BEGIN Data supplied

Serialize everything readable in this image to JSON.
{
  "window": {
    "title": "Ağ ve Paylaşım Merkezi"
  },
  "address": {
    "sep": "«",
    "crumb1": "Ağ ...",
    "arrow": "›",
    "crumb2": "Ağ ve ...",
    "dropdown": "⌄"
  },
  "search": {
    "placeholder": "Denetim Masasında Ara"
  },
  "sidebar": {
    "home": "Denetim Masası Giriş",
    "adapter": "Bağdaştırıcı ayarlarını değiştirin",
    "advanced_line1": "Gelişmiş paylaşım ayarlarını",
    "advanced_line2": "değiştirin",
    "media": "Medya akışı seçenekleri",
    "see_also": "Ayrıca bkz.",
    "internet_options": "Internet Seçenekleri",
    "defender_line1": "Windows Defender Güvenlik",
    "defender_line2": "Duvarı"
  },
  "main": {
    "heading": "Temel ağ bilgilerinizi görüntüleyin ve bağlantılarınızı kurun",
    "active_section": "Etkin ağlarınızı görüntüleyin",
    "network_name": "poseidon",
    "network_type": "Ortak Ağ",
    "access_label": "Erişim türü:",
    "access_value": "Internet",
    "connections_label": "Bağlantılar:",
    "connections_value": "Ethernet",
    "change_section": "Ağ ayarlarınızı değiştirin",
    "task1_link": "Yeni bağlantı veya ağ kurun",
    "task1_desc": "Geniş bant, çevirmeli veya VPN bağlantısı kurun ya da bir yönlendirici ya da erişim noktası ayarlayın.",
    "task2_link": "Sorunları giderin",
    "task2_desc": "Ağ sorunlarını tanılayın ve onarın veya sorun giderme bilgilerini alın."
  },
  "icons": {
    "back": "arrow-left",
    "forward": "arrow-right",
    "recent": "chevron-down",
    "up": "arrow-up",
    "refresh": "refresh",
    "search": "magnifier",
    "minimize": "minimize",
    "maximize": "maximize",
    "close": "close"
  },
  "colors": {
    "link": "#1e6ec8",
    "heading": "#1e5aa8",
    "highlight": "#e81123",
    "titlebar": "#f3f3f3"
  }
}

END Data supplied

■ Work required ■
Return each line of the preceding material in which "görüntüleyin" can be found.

■ Response to the exercise ■
    "heading": "Temel ağ bilgilerinizi görüntüleyin ve bağlantılarınızı kurun",
    "active_section": "Etkin ağlarınızı görüntüleyin",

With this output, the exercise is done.